─── INPUT ───

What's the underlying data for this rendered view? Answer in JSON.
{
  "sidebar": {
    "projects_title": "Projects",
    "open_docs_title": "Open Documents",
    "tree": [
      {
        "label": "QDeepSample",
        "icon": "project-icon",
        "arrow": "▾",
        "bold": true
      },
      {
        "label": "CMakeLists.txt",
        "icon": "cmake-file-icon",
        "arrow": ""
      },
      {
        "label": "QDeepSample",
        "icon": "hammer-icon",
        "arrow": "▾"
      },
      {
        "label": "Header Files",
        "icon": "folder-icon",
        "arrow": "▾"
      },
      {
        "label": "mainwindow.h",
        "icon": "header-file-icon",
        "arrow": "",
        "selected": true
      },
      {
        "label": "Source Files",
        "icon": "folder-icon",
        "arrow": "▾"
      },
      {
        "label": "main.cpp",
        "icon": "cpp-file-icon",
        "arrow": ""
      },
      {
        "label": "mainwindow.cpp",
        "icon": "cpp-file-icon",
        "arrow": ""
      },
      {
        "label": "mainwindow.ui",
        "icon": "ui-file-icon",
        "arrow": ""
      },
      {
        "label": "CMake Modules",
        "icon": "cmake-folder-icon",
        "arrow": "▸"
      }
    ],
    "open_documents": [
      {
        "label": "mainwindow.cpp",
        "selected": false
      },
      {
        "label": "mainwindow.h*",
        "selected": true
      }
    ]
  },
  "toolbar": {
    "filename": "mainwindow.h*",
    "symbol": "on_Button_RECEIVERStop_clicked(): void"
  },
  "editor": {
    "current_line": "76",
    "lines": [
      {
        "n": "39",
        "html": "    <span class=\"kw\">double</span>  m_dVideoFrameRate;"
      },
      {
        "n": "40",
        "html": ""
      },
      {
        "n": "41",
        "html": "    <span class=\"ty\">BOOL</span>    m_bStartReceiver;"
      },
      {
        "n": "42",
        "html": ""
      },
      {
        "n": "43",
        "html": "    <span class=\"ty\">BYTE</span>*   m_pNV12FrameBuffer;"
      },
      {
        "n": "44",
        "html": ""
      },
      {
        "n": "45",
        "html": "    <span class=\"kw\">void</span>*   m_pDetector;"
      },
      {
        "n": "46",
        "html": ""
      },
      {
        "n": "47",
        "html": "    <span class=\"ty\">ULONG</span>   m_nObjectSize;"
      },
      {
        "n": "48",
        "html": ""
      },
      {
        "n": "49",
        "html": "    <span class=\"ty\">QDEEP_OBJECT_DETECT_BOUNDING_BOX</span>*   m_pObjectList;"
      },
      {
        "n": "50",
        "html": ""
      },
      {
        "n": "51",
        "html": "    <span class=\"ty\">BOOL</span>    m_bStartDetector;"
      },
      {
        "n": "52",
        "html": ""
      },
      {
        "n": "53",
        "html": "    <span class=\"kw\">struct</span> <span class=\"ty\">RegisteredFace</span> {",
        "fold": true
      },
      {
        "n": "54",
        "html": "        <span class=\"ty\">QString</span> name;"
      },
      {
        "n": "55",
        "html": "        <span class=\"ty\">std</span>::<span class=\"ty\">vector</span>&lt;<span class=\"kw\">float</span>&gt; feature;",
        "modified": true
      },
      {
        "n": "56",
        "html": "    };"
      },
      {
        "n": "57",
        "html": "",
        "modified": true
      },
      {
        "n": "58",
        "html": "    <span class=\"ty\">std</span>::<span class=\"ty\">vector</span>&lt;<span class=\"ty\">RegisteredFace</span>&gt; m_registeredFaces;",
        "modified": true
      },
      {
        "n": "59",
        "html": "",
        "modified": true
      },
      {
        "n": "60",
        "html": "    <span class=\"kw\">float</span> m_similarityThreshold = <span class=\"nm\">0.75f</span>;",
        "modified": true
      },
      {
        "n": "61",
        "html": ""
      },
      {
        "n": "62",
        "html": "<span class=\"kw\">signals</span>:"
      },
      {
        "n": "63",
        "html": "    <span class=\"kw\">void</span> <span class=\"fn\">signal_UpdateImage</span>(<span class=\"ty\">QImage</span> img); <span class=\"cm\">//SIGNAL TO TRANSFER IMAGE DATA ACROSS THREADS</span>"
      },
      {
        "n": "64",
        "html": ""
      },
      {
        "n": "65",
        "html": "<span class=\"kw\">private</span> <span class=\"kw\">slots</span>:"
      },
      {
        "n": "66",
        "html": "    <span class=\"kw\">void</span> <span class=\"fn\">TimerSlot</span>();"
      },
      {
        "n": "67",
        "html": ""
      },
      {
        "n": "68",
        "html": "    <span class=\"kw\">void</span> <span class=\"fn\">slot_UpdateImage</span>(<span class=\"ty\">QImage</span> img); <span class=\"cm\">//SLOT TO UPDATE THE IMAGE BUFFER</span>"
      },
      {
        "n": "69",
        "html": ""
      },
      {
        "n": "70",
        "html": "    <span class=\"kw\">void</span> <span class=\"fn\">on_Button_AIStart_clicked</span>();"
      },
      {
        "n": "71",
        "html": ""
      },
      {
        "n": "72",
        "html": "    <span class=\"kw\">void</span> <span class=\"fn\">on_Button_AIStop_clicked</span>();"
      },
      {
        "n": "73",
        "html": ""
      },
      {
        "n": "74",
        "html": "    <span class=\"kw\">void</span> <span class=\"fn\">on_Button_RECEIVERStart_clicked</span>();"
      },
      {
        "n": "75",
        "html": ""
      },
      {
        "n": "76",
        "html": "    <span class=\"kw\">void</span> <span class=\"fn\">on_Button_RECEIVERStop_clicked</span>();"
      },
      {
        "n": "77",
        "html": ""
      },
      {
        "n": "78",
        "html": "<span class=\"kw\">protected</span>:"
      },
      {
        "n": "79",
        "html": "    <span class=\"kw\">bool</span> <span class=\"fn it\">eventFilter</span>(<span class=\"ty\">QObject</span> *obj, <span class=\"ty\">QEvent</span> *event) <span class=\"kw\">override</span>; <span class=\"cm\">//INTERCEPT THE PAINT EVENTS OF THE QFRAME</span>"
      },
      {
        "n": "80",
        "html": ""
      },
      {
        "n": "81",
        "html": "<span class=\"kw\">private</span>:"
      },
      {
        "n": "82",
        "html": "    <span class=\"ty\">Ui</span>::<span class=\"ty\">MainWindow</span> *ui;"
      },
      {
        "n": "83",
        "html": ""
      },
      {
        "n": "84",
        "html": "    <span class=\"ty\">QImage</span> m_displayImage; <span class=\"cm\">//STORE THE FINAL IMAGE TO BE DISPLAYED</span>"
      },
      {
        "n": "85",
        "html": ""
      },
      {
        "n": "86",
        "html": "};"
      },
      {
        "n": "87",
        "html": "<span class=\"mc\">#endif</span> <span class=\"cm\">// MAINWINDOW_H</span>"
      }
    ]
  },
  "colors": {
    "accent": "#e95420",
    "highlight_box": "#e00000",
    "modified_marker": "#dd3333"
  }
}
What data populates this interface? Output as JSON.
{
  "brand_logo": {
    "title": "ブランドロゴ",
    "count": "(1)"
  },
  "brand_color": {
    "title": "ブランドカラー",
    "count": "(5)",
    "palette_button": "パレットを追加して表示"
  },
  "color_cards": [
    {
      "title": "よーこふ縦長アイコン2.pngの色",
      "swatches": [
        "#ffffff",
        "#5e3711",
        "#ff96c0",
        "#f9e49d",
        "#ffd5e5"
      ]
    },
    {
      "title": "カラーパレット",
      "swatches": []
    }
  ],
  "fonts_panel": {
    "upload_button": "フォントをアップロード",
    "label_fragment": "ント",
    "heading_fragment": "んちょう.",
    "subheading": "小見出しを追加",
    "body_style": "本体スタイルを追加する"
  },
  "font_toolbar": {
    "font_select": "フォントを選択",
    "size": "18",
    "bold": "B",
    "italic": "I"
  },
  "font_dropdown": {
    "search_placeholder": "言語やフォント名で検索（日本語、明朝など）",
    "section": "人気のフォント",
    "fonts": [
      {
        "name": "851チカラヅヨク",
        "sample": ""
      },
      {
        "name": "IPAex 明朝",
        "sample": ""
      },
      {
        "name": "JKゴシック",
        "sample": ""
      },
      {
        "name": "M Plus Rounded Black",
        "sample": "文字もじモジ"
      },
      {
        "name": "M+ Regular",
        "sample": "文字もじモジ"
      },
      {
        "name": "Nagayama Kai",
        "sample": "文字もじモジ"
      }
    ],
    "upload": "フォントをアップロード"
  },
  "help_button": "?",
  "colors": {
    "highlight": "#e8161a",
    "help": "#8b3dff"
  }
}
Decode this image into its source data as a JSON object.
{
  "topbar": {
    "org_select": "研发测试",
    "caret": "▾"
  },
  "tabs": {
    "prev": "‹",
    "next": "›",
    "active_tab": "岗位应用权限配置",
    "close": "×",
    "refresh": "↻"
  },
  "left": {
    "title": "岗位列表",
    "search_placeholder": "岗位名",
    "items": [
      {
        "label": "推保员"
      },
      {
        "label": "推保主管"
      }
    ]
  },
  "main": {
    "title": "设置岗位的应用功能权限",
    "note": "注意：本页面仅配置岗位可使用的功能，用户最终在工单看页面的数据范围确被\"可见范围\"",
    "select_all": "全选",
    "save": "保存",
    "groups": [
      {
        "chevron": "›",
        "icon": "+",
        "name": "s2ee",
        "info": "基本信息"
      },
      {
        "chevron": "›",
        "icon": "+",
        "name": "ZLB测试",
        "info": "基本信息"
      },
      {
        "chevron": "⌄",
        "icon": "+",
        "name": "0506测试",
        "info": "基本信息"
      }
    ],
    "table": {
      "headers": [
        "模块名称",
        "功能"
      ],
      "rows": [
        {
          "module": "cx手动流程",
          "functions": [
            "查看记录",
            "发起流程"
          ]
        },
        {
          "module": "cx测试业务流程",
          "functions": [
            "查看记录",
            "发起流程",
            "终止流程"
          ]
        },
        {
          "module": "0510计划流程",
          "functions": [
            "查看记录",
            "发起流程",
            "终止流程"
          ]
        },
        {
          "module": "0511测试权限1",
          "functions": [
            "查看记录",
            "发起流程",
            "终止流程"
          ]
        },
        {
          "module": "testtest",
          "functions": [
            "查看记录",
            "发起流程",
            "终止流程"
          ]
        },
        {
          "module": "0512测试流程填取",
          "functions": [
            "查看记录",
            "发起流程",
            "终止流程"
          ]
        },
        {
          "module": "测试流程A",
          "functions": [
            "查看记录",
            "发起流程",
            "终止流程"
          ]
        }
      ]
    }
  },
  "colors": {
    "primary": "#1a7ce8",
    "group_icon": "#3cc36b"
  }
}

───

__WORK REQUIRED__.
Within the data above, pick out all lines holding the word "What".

__RESPONSE TO THE TASK__.
What's the underlying data for this rendered view? Answer in JSON.
What data populates this interface? Output as JSON.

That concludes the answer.